Hans Warren
[1921-2001]
Rural autumn

Who haven't, like us, in the darkest Europe
of this century, when it seemed there was
no way out anymore, been young,
and loved someone, will never grasp

how we clutched onto a little happiness,
a sonnet, a trace of luxury,
some grapes in a crystal bowl, that cracked
when bombers passed over.

For surely we knew, we had witnessed
death daily in many forms.
Whether we would ever have a future
looked, given our situation, more and more uncertain.

That is why autumn was possibly the most heart-rending:
everything was dying and we hadn't yet lived.



Original title: 'Landelijke herfst' -from the collection 'Poëzie is en daad van bevestiging' - Noord- en Zuidnederlandse poëzie van 1945 tot heden - gebundeld en ingeleid door C. Buddingh' en Eddy van Vliet - 1984 - Uitgeverij Manteau Amsterdam

Heavenly Peace by Ira Bart



Heavenly Peace
                            
                                        for Duo Duo
Ira Bart (Ria Baart)
[1947-1996]

You were on the Tiananmen Square
when a new wind was starting to blow there
full of spring air and cherry blossom, the future

crushed under the wheels of tanks

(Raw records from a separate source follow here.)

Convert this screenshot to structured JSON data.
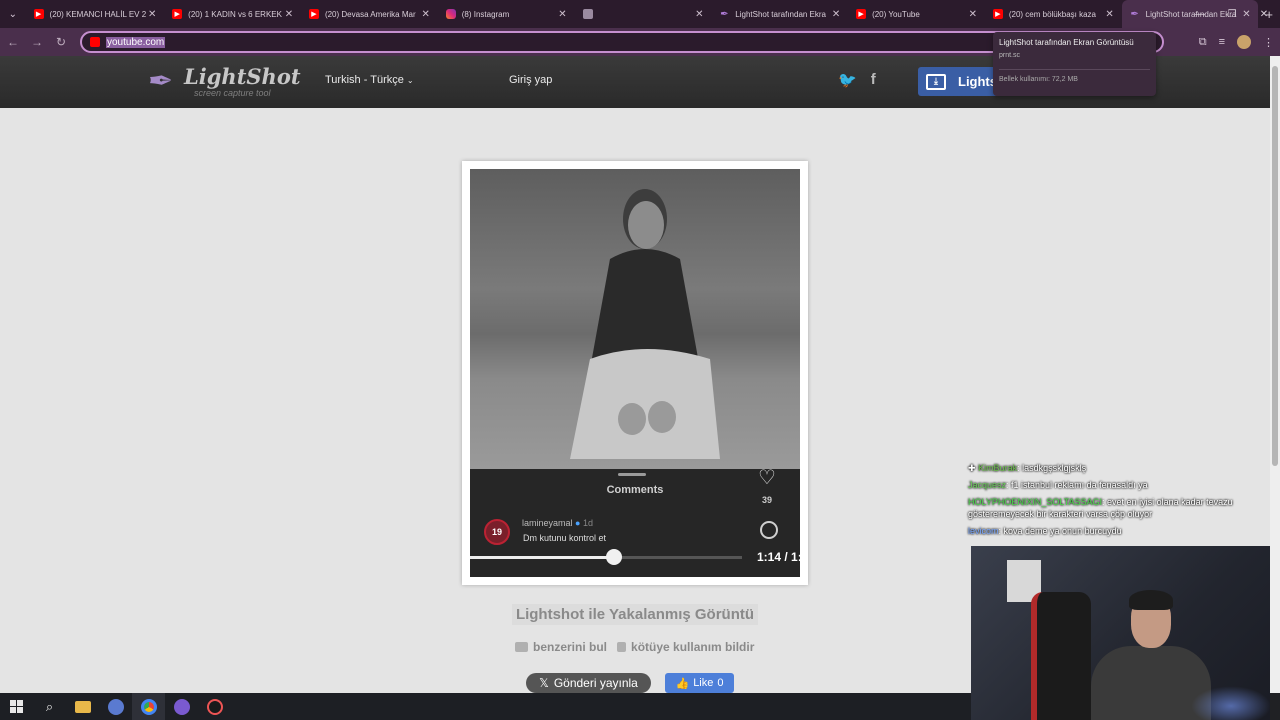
{
  "browser": {
    "tabs": [
      {
        "label": "(20) KEMANCI HALİL EV 2",
        "favicon": "youtube-icon"
      },
      {
        "label": "(20) 1 KADIN vs 6 ERKEK",
        "favicon": "youtube-icon"
      },
      {
        "label": "(20) Devasa Amerika Mar",
        "favicon": "youtube-icon"
      },
      {
        "label": "(8) Instagram",
        "favicon": "instagram-icon"
      },
      {
        "label": "",
        "favicon": "page-icon"
      },
      {
        "label": "LightShot tarafından Ekra",
        "favicon": "lightshot-icon"
      },
      {
        "label": "(20) YouTube",
        "favicon": "youtube-icon"
      },
      {
        "label": "(20) cem bölükbaşı kaza",
        "favicon": "youtube-icon"
      },
      {
        "label": "LightShot tarafından Ekra",
        "favicon": "lightshot-icon",
        "active": true
      }
    ],
    "new_tab": "+",
    "address": "youtube.com",
    "tooltip": {
      "title": "LightShot tarafından Ekran Görüntüsü",
      "url": "prnt.sc",
      "memory": "Bellek kullanımı: 72,2 MB"
    }
  },
  "site": {
    "logo_title": "LightShot",
    "logo_subtitle": "screen capture tool",
    "language": "Turkish - Türkçe",
    "login": "Giriş yap",
    "install_label": "Lights",
    "social": {
      "twitter": "twitter-icon",
      "facebook": "f"
    }
  },
  "screenshot": {
    "comments_title": "Comments",
    "like_count": "39",
    "comment": {
      "avatar_text": "19",
      "user": "lamineyamal",
      "time": "1d",
      "text": "Dm kutunu kontrol et"
    },
    "time_display": "1:14 / 1:",
    "progress_fraction": 0.53
  },
  "page": {
    "caption": "Lightshot ile Yakalanmış Görüntü",
    "find_similar": "benzerini bul",
    "report_abuse": "kötüye kullanım bildir",
    "tweet_button": "Gönderi yayınla",
    "like_button": "Like",
    "like_count": "0"
  },
  "stream_chat": [
    {
      "user": "KimBurak",
      "message": ": lasdkgşsklgjsklş",
      "color": "#6bc04b"
    },
    {
      "user": "Jacquesz",
      "message": ": f1 istanbul reklamı da fenasaldı ya",
      "color": "#6bd05b"
    },
    {
      "user": "HOLYPHOENIXIN_SOLTASSAGI",
      "message": ": evet en iyisi olana kadar tevazu gösteremeyecek bir karakteri varsa çöp oluyor",
      "color": "#4bd84b"
    },
    {
      "user": "levicom",
      "message": ": kova deme ya onun burcuydu",
      "color": "#7aa8ff"
    }
  ],
  "taskbar": [
    "windows-icon",
    "search-icon",
    "file-explorer-icon",
    "app-icon",
    "chrome-icon",
    "discord-icon",
    "obs-icon"
  ]
}
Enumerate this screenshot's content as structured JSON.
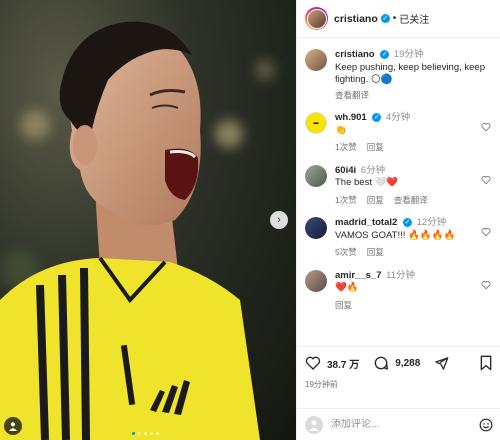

                       - colics, hard corses of a lava flow -

did you run, no, but did I run
over my screen.

I recognised you later in my country
by a photo in the newspaper.

Driven by hate and homesickness you watched
in my house pictures of the whitewashed square where
what had happened was no longer shown.

               People who haves eyes are often sad, you said,

swimming in the sea, where your head
became a smaller and smaller dot
until I could only somehow
                                          vaguely
                                                        surmise it.

Men in a boat showed you the way
back. Why, you asked, denying the supremacy
of the sees, surely rinsing off something

               must be done with a great deal of water?



Original title: Hemelse Vrede - From the collection: Verwaaide liefdes, tere vleugels - 1997 - Uitgeverij Tortuca, Rotterdam




Monday, 19 February 2018

The thrush again by Hans Andreus

Hans Andreus
[1926-1977]


The thrush again.
There wasn't an evening
that he lost his way:
his soundtrack

between the houses
moved unfailingly synchronized
with in this
reality the in-

escapable effect
of clouds, sky and
setting sun

and while I lay still
as if I were dead,
sang he. He sang.


Original title: 'De lijster weer' - from: Om de mond van het licht. Een kleine case history - Uitgeversmaatschappij Holland BV - Haarlem - 1973